West and East Village, Chelsea, Soho, Noho, Little Italy, Chinatown and Lower East Side, Since 1933
Photo by Simon Russell
Players and coaches showed their spirit on opening day earlier this month.
The best opening day ever
By Tim Lalumia
There are very few things that can lure me away from my proud winter viewing position (on the couch) watching my son as he battles other assassins, warlords and zombies. One of those things is the arrival of spring, and the pitch-perfect call to action is Greenwich Village Little League opening day.
Tossing aside pillows, chips and the cozy blanky, we — along with nearly 1,000 others — made our pilgrimage to the Downtown sports mecca, Pier 40. Once a place of buses, FedEx and UPS parking, now a place of dreams and teeny, tiny tire bits in my shoes and, on this day, a thrilling extravaganza, blessed by absolutely glorious weather.

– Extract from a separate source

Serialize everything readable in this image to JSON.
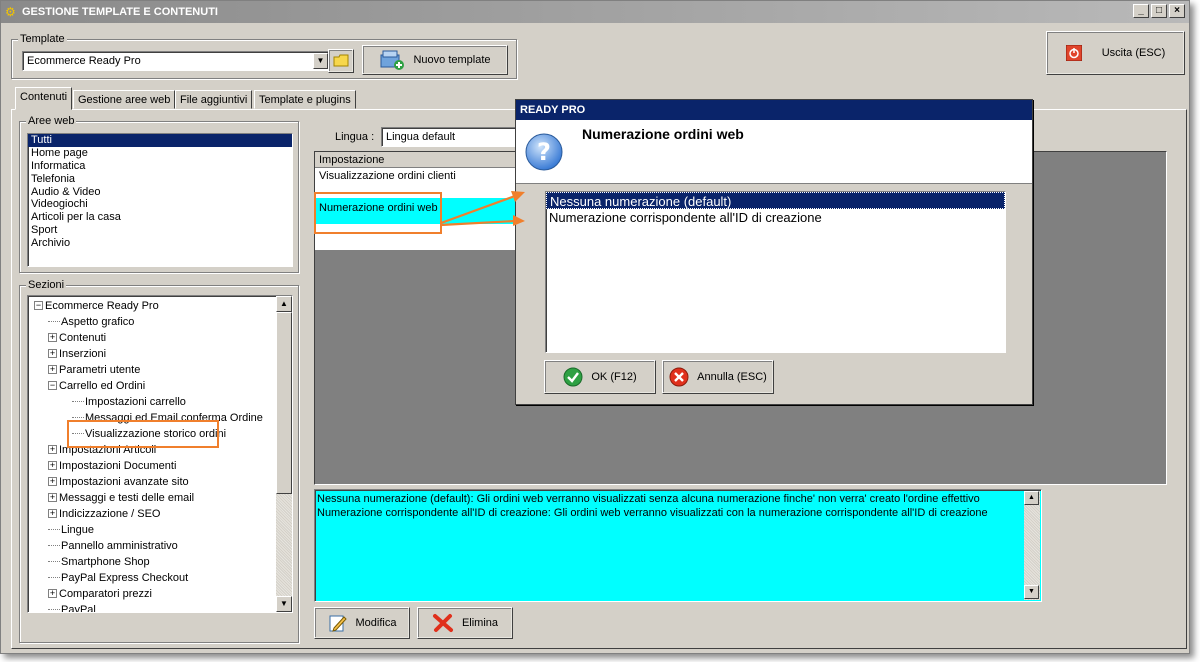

In so many ways, this year’s G.V.L.L. Opening Day (once again sponsored by local Village restaurant and bar Brass Monkey) held earlier this month was different from the many in previous years. For starters, the funny, very excitable sports personality Chris Carlin, star of the SportsNet NY show “Loudmouths,” fired up the crowd.
Carlin also helped judge the “best banner” competition. First place went to the T-ball Cardinals, coached by Ben Hunter and Will Margiloff. The national anthem and “Take Me Out to the Ball Game” were sung by New York City actress Nikki Van Cassele.
There were new blue G.V.L.L. sweatshirts for every player, and a massive “Pitch Hit and Run” competition. The parade route snaked across the 100-plus yards of green artificial turf, as the familiar crescendos of Freddie Mercury’s voice heralded the entrance of our little T-baller “Champions.”
Picnics popped up all over the field. Folks hung out, watched the kids try their hand (arm) at speedball throwing, hitting and running, all without a single iPad in sight. “Community” was the word of the day.
The players took part in a fun-filled competition of sandlot skill. Some stations were manned by coaches of P3, a youth sports organization that operates on Pier 40 year-round, led by Tobi Bergman.
On opening day, grownups volunteered as they should, realized who this is all for, and got out of the way so the kids could play and have fun.